In Miracle Mile a young romantic mistakenly receives a mysterious call from a payphone outside of where his girlfriend works that lets him know that the US has just bombed Russia and they are at the precipice of nuclear war. He then begins to rush toward where his sleeping lover lives before a nuclear blast levels Los Angeles. Along the way, he meets characters who help and hinder him—but they are all fascinating nonetheless.
In Good Time, a bank robber is responsible for his brother with special needs being arrested and taken to Rikers Island. He tools around the underbelly of New York at night to get the cash needed to bail his brother out before he is harmed or killed while incarcerated.
All three of these films are absolutely soaked in neon lighting, harsh shadows, and various illuminations that can only truly be seen in the dead of night. The striking visuals, in tandem with searing synth soundtracks (Brilliant musician Oneohtrix Point Never scores Good Time and synth pioneers Tangerine Dream score Miracle Mile), set a scene of intrigue that can only be captured in the dark. Uncompromising, deeply flawed characters and endless elements of magical realism make these films feel like a waking dream dancing across your screen.

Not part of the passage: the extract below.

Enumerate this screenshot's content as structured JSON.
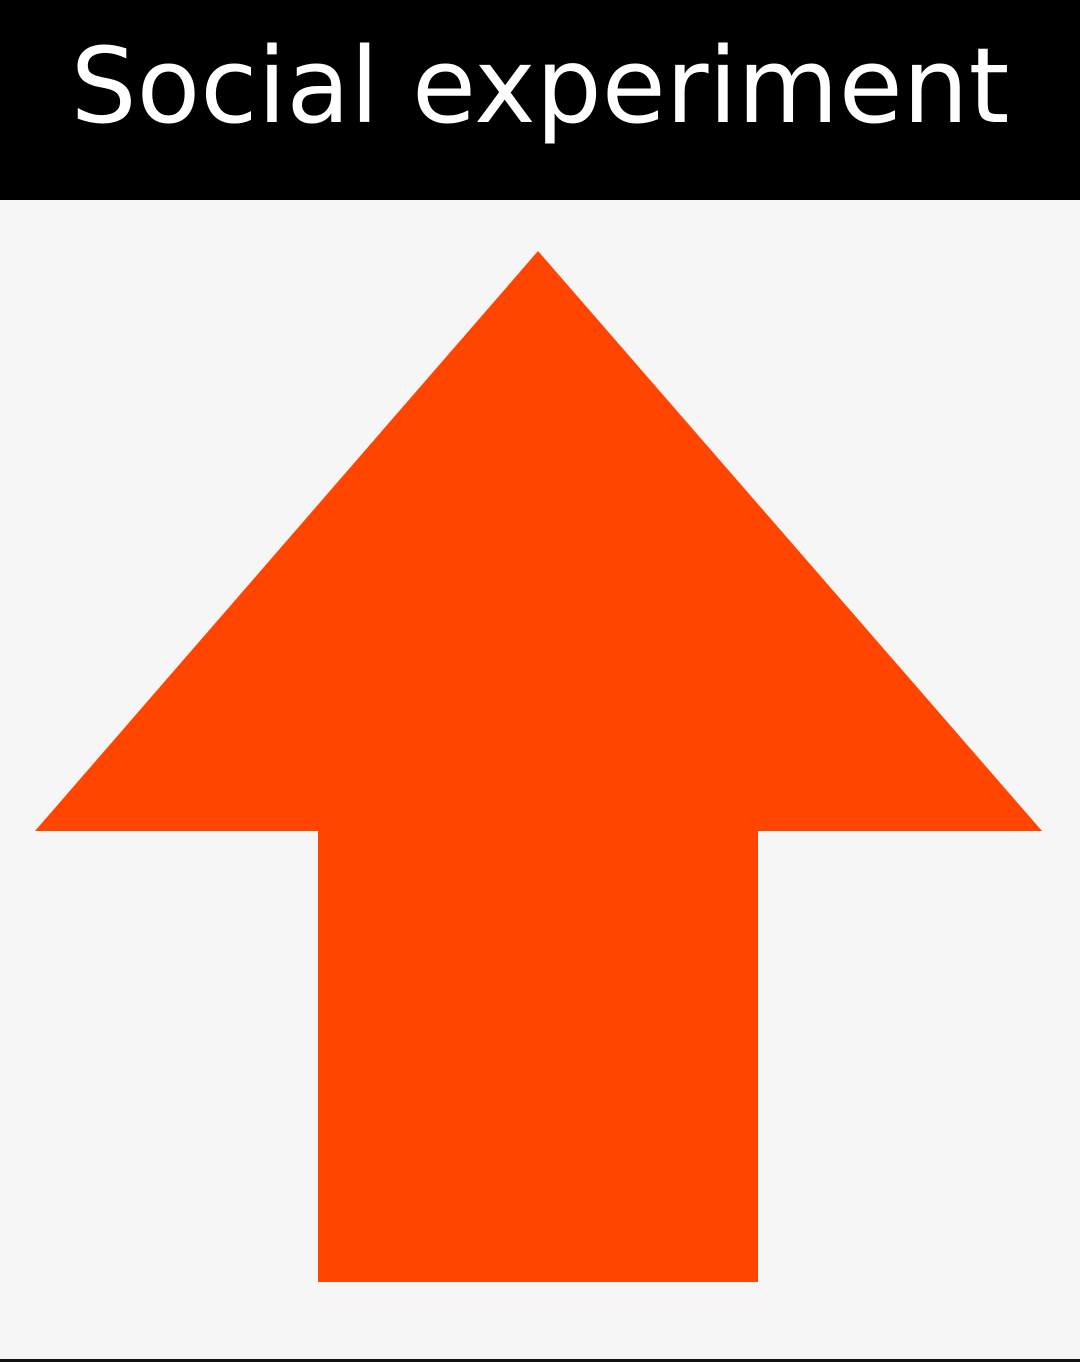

Ultimately, these films are worth watching after everyone has gone to bed and pair well with your choice of alcohol. If I haven’t sold you on them now, I most likely never will…